What needs to be done – Wherever the word "structure" appears in the entries, copy the whole line.

═════ Provided entries ═════

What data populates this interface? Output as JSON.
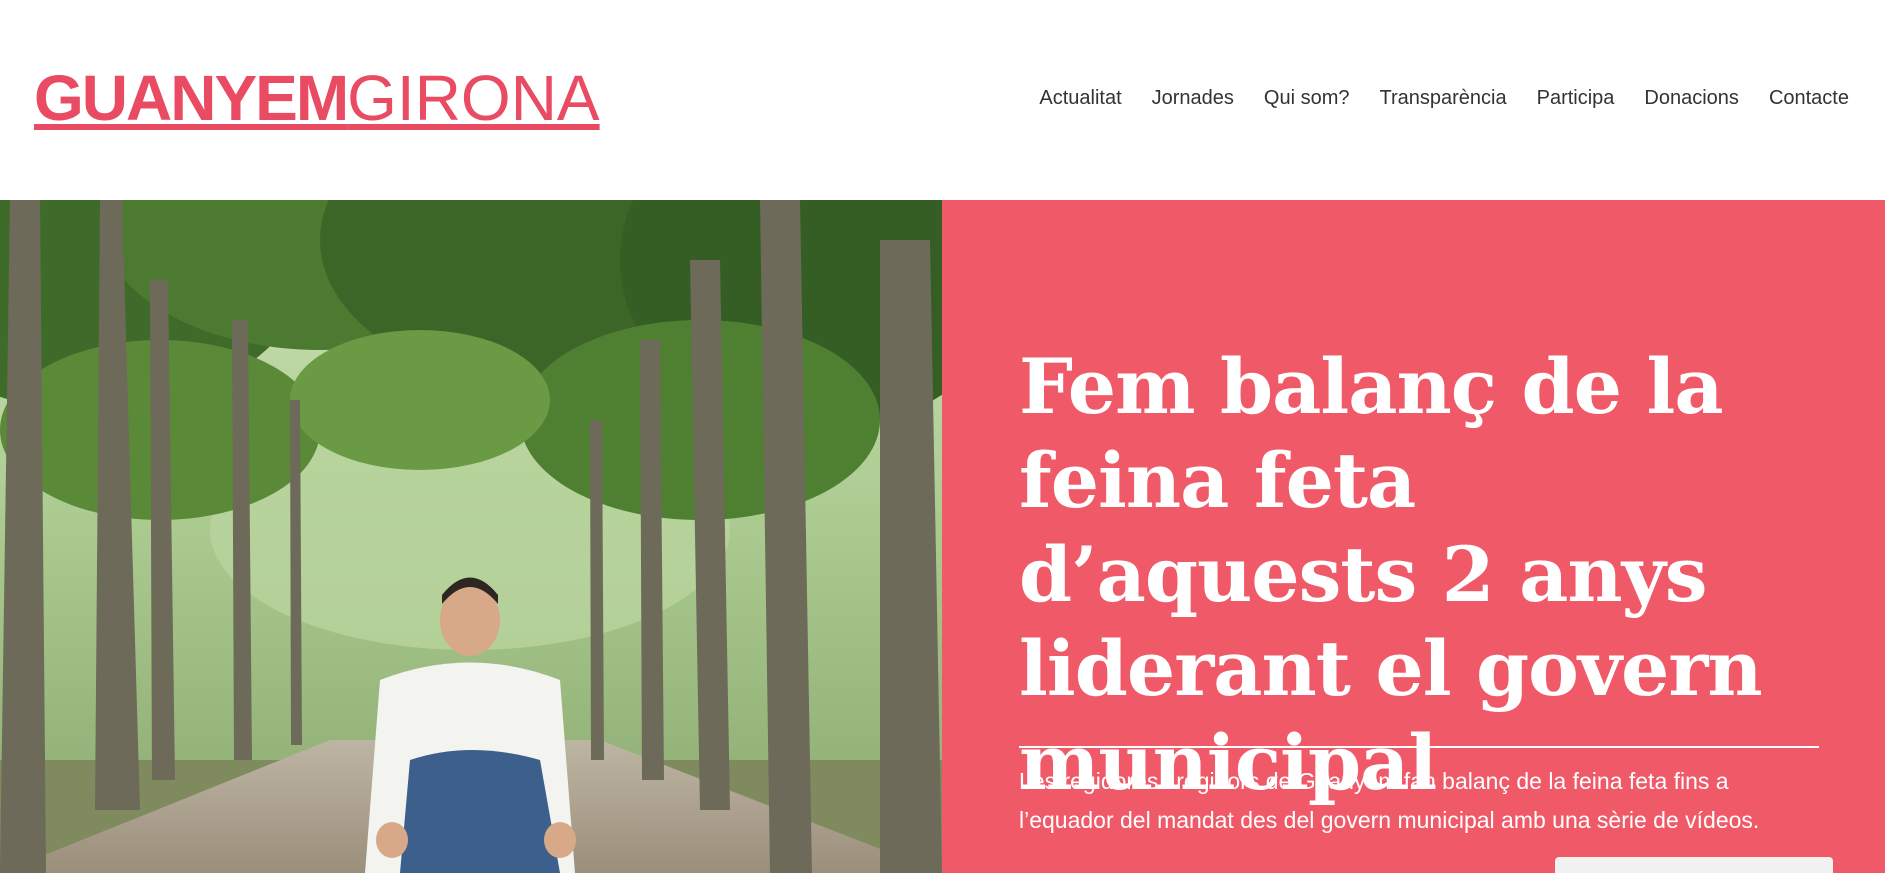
{
  "header": {
    "logo_bold": "GUANYEM",
    "logo_light": "GIRONA",
    "nav": [
      "Actualitat",
      "Jornades",
      "Qui som?",
      "Transparència",
      "Participa",
      "Donacions",
      "Contacte"
    ]
  },
  "hero": {
    "headline": "Fem balanç de la feina feta d’aquests 2 anys liderant el govern municipal",
    "subtitle": "Les regidores i regidors de Guanyem fan balanç de la feina feta fins a l’equador del mandat des del govern municipal amb una sèrie de vídeos."
  },
  "colors": {
    "brand": "#e94b62",
    "panel": "#f05a68",
    "nav_text": "#333333"
  }
}
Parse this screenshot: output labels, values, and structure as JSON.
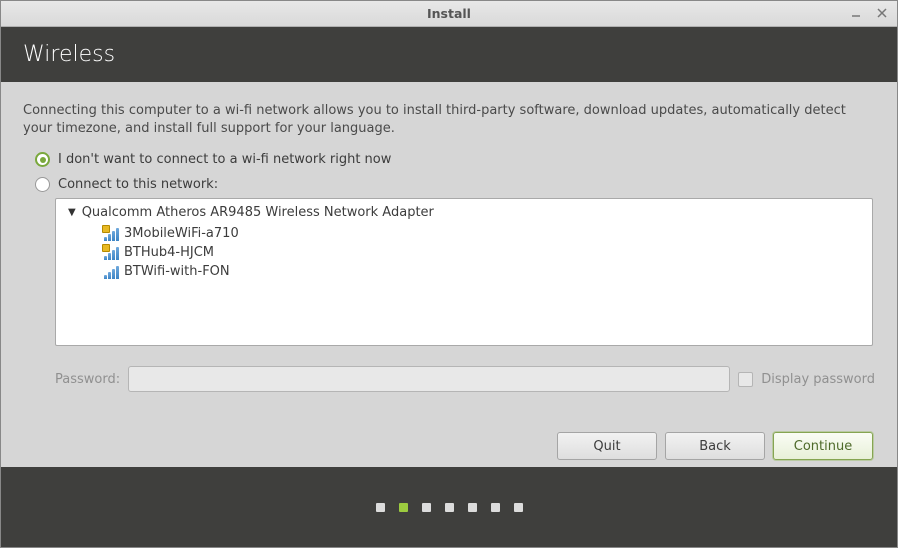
{
  "window": {
    "title": "Install"
  },
  "header": {
    "title": "Wireless"
  },
  "intro": "Connecting this computer to a wi-fi network allows you to install third-party software, download updates, automatically detect your timezone, and install full support for your language.",
  "options": {
    "no_connect": "I don't want to connect to a wi-fi network right now",
    "connect_to": "Connect to this network:"
  },
  "adapter": "Qualcomm Atheros AR9485 Wireless Network Adapter",
  "networks": [
    {
      "name": "3MobileWiFi-a710",
      "secured": true
    },
    {
      "name": "BTHub4-HJCM",
      "secured": true
    },
    {
      "name": "BTWifi-with-FON",
      "secured": false
    }
  ],
  "password": {
    "label": "Password:",
    "display_label": "Display password"
  },
  "buttons": {
    "quit": "Quit",
    "back": "Back",
    "continue": "Continue"
  },
  "progress": {
    "total": 7,
    "current": 2
  }
}
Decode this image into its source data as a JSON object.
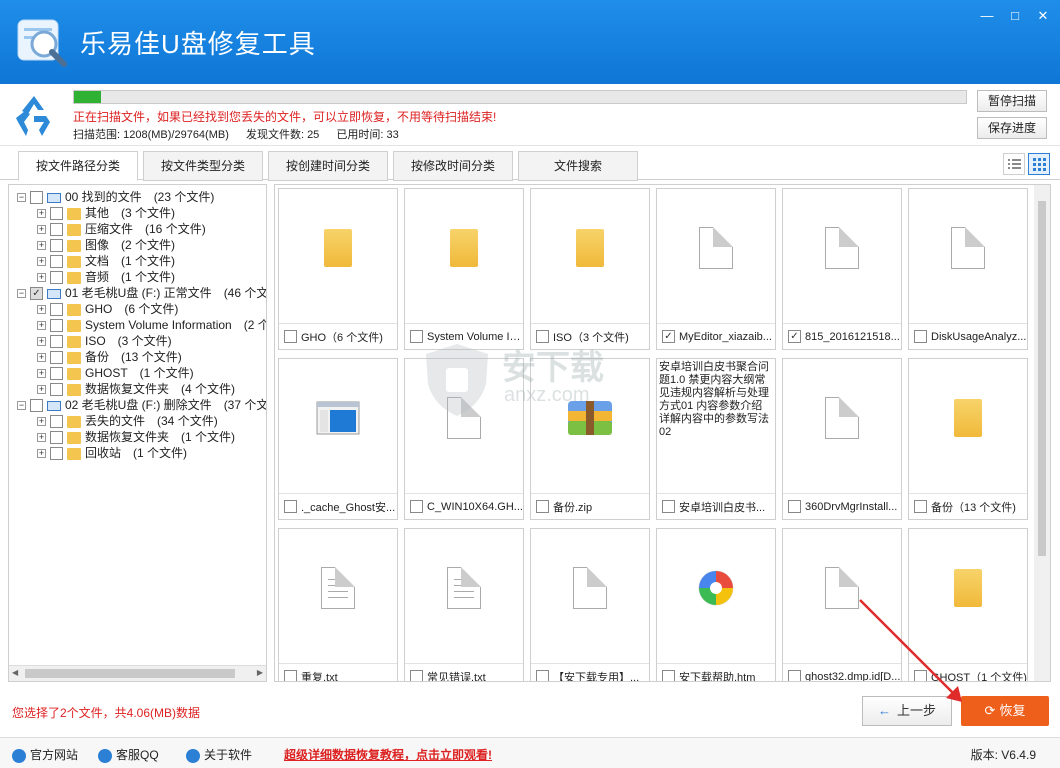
{
  "window": {
    "title": "乐易佳U盘修复工具",
    "controls": [
      "—",
      "□",
      "✕"
    ]
  },
  "scan": {
    "progress_fraction": 0.03,
    "message": "正在扫描文件，如果已经找到您丢失的文件，可以立即恢复，不用等待扫描结束!",
    "range_label": "扫描范围: 1208(MB)/29764(MB)",
    "found_label": "发现文件数: 25",
    "time_label": "已用时间: 33",
    "pause_button": "暂停扫描",
    "save_button": "保存进度"
  },
  "tabs": [
    {
      "label": "按文件路径分类",
      "active": true
    },
    {
      "label": "按文件类型分类",
      "active": false
    },
    {
      "label": "按创建时间分类",
      "active": false
    },
    {
      "label": "按修改时间分类",
      "active": false
    },
    {
      "label": "文件搜索",
      "active": false
    }
  ],
  "tree": {
    "nodes": [
      {
        "label": "00 找到的文件",
        "count": "(23 个文件)",
        "level": 0,
        "type": "drive",
        "check": "none"
      },
      {
        "label": "其他",
        "count": "(3 个文件)",
        "level": 1,
        "type": "folder",
        "check": "none"
      },
      {
        "label": "压缩文件",
        "count": "(16 个文件)",
        "level": 1,
        "type": "folder",
        "check": "none"
      },
      {
        "label": "图像",
        "count": "(2 个文件)",
        "level": 1,
        "type": "folder",
        "check": "none"
      },
      {
        "label": "文档",
        "count": "(1 个文件)",
        "level": 1,
        "type": "folder",
        "check": "none"
      },
      {
        "label": "音频",
        "count": "(1 个文件)",
        "level": 1,
        "type": "folder",
        "check": "none"
      },
      {
        "label": "01 老毛桃U盘 (F:) 正常文件",
        "count": "(46 个文件",
        "level": 0,
        "type": "drive",
        "check": "partial"
      },
      {
        "label": "GHO",
        "count": "(6 个文件)",
        "level": 1,
        "type": "folder",
        "check": "none"
      },
      {
        "label": "System Volume Information",
        "count": "(2 个文",
        "level": 1,
        "type": "folder",
        "check": "none"
      },
      {
        "label": "ISO",
        "count": "(3 个文件)",
        "level": 1,
        "type": "folder",
        "check": "none"
      },
      {
        "label": "备份",
        "count": "(13 个文件)",
        "level": 1,
        "type": "folder",
        "check": "none"
      },
      {
        "label": "GHOST",
        "count": "(1 个文件)",
        "level": 1,
        "type": "folder",
        "check": "none"
      },
      {
        "label": "数据恢复文件夹",
        "count": "(4 个文件)",
        "level": 1,
        "type": "folder",
        "check": "none"
      },
      {
        "label": "02 老毛桃U盘 (F:) 删除文件",
        "count": "(37 个文件",
        "level": 0,
        "type": "drive",
        "check": "none"
      },
      {
        "label": "丢失的文件",
        "count": "(34 个文件)",
        "level": 1,
        "type": "folder",
        "check": "none"
      },
      {
        "label": "数据恢复文件夹",
        "count": "(1 个文件)",
        "level": 1,
        "type": "folder",
        "check": "none"
      },
      {
        "label": "回收站",
        "count": "(1 个文件)",
        "level": 1,
        "type": "folder",
        "check": "none"
      }
    ]
  },
  "files": [
    {
      "label": "GHO（6 个文件)",
      "thumb": "folder",
      "checked": false
    },
    {
      "label": "System Volume In...",
      "thumb": "folder",
      "checked": false
    },
    {
      "label": "ISO（3 个文件)",
      "thumb": "folder",
      "checked": false
    },
    {
      "label": "MyEditor_xiazaib...",
      "thumb": "doc",
      "checked": true
    },
    {
      "label": "815_2016121518...",
      "thumb": "doc",
      "checked": true
    },
    {
      "label": "DiskUsageAnalyz...",
      "thumb": "doc",
      "checked": false
    },
    {
      "label": "._cache_Ghost安...",
      "thumb": "app",
      "checked": false
    },
    {
      "label": "C_WIN10X64.GH...",
      "thumb": "doc",
      "checked": false
    },
    {
      "label": "备份.zip",
      "thumb": "zip",
      "checked": false
    },
    {
      "label": "安卓培训白皮书...",
      "thumb": "text",
      "checked": false,
      "preview": "安卓培训白皮书聚合问题1.0\n禁更内容大纲常见违规内容解析与处理方式01\n内容参数介绍详解内容中的参数写法02"
    },
    {
      "label": "360DrvMgrInstall...",
      "thumb": "doc",
      "checked": false
    },
    {
      "label": "备份（13 个文件)",
      "thumb": "folder",
      "checked": false
    },
    {
      "label": "重复.txt",
      "thumb": "txt",
      "checked": false
    },
    {
      "label": "常见错误.txt",
      "thumb": "txt",
      "checked": false
    },
    {
      "label": "【安下载专用】...",
      "thumb": "doc",
      "checked": false
    },
    {
      "label": "安下载帮助.htm",
      "thumb": "htm",
      "checked": false
    },
    {
      "label": "ghost32.dmp.id[D...",
      "thumb": "doc",
      "checked": false
    },
    {
      "label": "GHOST（1 个文件)",
      "thumb": "folder",
      "checked": false
    }
  ],
  "watermark": {
    "text": "安下载",
    "sub": "anxz.com"
  },
  "bottom": {
    "selection_info": "您选择了2个文件，共4.06(MB)数据",
    "prev_button": "上一步",
    "recover_button": "恢复"
  },
  "statusbar": {
    "website": "官方网站",
    "support": "客服QQ",
    "about": "关于软件",
    "tutorial_link": "超级详细数据恢复教程，点击立即观看!",
    "version": "版本: V6.4.9"
  },
  "colors": {
    "titlebar": "#1680e0",
    "accent": "#ef5f1c",
    "warning_text": "#dd2222",
    "progress": "#2fb134"
  }
}
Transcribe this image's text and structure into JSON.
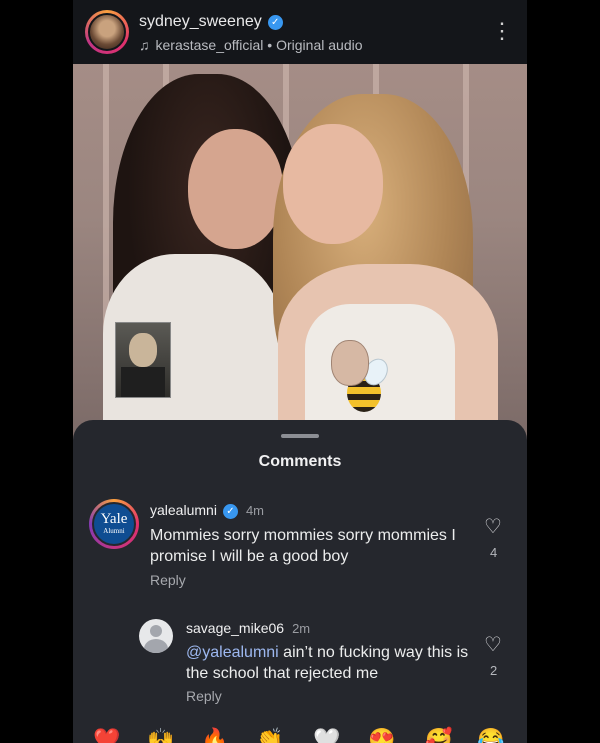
{
  "header": {
    "username": "sydney_sweeney",
    "audio_account": "kerastase_official",
    "audio_separator": " • ",
    "audio_label": "Original audio",
    "note_glyph": "♫",
    "menu_glyph": "⋮",
    "icons": [
      "verified-badge-icon",
      "music-note-icon",
      "more-options-icon"
    ]
  },
  "photo": {
    "stickers": [
      "vintage-portrait-sticker",
      "bee-sticker"
    ]
  },
  "comments": {
    "title": "Comments",
    "items": [
      {
        "user": "yalealumni",
        "time": "4m",
        "text": "Mommies sorry mommies sorry mommies I promise I will be a good boy",
        "reply_label": "Reply",
        "likes": "4",
        "avatar_text_line1": "Yale",
        "avatar_text_line2": "Alumni"
      },
      {
        "user": "savage_mike06",
        "time": "2m",
        "mention": "@yalealumni",
        "text": " ain’t no fucking way this is the school that rejected me",
        "reply_label": "Reply",
        "likes": "2"
      }
    ]
  },
  "emoji_bar": [
    "❤️",
    "🙌",
    "🔥",
    "👏",
    "🤍",
    "😍",
    "🥰",
    "😂"
  ],
  "colors": {
    "background": "#000000",
    "sheet": "#25272d",
    "verified": "#3897f0",
    "mention": "#9db8f0"
  }
}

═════

Result of the exercise –
Parse this screenshot: output labels, values, and structure as JSON.
Transcribe this image's text and structure into JSON.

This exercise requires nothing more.